About this task:
Copy every line from the records below that carries the word "name".

Records contained in a dataset:
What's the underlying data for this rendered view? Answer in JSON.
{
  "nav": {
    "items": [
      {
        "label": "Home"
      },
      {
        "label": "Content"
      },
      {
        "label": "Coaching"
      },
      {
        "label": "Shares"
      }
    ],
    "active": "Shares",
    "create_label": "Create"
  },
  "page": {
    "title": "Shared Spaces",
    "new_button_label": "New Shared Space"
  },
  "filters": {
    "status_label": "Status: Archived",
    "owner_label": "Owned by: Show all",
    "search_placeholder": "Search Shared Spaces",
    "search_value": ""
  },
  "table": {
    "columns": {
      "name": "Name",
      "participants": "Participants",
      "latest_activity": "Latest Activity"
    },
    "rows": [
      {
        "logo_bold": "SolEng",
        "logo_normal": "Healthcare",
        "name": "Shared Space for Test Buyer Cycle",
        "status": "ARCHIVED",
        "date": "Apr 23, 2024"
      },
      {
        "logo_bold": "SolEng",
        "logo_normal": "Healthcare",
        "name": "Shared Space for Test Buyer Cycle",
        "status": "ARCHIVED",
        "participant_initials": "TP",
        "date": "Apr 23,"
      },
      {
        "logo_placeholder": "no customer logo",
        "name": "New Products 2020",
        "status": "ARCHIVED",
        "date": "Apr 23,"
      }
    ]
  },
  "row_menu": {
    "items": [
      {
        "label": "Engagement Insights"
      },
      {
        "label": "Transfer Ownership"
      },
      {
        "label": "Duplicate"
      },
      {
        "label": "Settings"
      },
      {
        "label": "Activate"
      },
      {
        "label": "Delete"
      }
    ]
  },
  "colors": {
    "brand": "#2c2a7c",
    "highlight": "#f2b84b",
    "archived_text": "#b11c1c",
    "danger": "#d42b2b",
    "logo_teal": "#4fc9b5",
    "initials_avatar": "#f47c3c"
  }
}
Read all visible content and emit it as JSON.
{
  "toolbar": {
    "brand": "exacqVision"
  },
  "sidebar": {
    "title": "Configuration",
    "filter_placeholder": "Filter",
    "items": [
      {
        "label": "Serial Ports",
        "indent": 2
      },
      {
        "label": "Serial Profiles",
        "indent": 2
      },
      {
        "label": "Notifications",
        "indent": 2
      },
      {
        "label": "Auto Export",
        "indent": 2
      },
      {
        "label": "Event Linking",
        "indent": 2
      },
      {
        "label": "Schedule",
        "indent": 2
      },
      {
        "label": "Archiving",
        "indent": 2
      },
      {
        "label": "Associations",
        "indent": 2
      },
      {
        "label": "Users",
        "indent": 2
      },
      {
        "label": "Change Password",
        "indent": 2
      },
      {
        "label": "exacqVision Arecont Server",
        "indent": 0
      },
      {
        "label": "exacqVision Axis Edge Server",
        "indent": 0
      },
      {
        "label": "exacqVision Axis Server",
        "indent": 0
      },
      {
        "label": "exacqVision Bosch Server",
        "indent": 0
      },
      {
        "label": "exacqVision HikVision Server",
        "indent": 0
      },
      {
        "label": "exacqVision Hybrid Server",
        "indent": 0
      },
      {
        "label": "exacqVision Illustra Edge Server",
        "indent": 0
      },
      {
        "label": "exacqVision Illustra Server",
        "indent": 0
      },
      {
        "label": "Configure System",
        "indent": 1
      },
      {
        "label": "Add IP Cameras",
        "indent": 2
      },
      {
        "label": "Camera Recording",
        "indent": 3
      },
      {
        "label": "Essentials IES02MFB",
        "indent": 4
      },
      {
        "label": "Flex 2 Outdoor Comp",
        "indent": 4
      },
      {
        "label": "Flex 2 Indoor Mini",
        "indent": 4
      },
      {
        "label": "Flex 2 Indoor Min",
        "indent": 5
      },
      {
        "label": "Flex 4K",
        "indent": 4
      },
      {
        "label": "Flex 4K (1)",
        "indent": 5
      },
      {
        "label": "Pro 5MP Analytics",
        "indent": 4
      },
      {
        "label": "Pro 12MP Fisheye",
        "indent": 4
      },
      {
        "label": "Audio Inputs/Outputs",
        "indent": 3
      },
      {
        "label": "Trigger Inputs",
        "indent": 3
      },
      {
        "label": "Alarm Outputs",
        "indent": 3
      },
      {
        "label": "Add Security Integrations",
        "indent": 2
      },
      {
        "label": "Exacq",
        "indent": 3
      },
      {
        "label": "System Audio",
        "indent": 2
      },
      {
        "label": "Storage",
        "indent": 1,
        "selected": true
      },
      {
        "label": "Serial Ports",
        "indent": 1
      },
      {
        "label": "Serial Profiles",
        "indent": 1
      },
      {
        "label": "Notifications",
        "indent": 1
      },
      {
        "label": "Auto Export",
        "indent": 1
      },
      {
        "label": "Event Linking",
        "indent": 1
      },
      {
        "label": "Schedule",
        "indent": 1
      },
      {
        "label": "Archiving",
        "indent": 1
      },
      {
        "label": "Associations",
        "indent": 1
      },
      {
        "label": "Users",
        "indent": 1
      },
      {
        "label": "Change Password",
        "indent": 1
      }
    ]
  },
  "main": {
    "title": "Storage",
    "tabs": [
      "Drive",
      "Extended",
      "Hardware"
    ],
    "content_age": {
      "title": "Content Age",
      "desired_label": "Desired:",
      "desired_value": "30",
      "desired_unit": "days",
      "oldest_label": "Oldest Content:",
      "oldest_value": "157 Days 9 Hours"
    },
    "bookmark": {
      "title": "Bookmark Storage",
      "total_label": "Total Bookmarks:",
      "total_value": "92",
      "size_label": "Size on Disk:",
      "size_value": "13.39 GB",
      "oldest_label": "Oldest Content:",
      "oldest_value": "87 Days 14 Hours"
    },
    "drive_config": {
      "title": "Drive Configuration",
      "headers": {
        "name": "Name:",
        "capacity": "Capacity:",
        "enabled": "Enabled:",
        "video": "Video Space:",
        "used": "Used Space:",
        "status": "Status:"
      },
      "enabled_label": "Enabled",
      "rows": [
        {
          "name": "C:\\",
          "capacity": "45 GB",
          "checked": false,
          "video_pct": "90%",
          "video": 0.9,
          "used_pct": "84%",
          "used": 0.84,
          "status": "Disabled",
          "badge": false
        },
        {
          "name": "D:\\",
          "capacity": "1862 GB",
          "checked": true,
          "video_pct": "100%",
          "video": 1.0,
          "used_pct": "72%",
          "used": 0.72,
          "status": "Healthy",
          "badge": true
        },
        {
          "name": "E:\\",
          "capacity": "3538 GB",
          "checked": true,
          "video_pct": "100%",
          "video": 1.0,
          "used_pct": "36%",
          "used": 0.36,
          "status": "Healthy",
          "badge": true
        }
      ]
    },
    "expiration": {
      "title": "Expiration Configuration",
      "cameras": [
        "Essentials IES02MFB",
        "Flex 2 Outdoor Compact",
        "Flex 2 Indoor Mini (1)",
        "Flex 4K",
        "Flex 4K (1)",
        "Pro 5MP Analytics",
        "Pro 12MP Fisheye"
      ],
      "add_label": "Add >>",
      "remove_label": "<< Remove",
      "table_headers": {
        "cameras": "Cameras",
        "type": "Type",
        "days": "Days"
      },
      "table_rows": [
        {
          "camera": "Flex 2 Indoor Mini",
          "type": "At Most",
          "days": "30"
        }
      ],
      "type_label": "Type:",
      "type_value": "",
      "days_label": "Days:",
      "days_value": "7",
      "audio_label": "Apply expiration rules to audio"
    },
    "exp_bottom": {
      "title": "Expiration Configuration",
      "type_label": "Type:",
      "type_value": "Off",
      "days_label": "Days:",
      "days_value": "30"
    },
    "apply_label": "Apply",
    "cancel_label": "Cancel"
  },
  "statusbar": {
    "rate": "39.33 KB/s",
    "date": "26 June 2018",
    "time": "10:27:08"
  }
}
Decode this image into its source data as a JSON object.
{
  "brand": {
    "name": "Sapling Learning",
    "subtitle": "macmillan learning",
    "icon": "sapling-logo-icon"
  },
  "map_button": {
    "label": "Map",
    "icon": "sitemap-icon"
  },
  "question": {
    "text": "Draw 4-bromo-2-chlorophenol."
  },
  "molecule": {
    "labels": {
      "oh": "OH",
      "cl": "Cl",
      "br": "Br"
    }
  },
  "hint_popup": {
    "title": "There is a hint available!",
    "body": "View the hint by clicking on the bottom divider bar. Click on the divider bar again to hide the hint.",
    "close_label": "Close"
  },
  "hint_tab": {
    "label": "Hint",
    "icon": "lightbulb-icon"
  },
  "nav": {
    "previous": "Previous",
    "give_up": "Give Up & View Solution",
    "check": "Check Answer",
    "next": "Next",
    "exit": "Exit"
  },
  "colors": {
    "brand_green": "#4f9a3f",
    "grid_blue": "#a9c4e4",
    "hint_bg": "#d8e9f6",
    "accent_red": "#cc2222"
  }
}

Problem solution:
      "name": "Name",
        "name": "Shared Space for Test Buyer Cycle",
        "name": "Shared Space for Test Buyer Cycle",
        "name": "New Products 2020",
        "name": "Name:",
          "name": "C:\\",
          "name": "D:\\",
          "name": "E:\\",
    "name": "Sapling Learning",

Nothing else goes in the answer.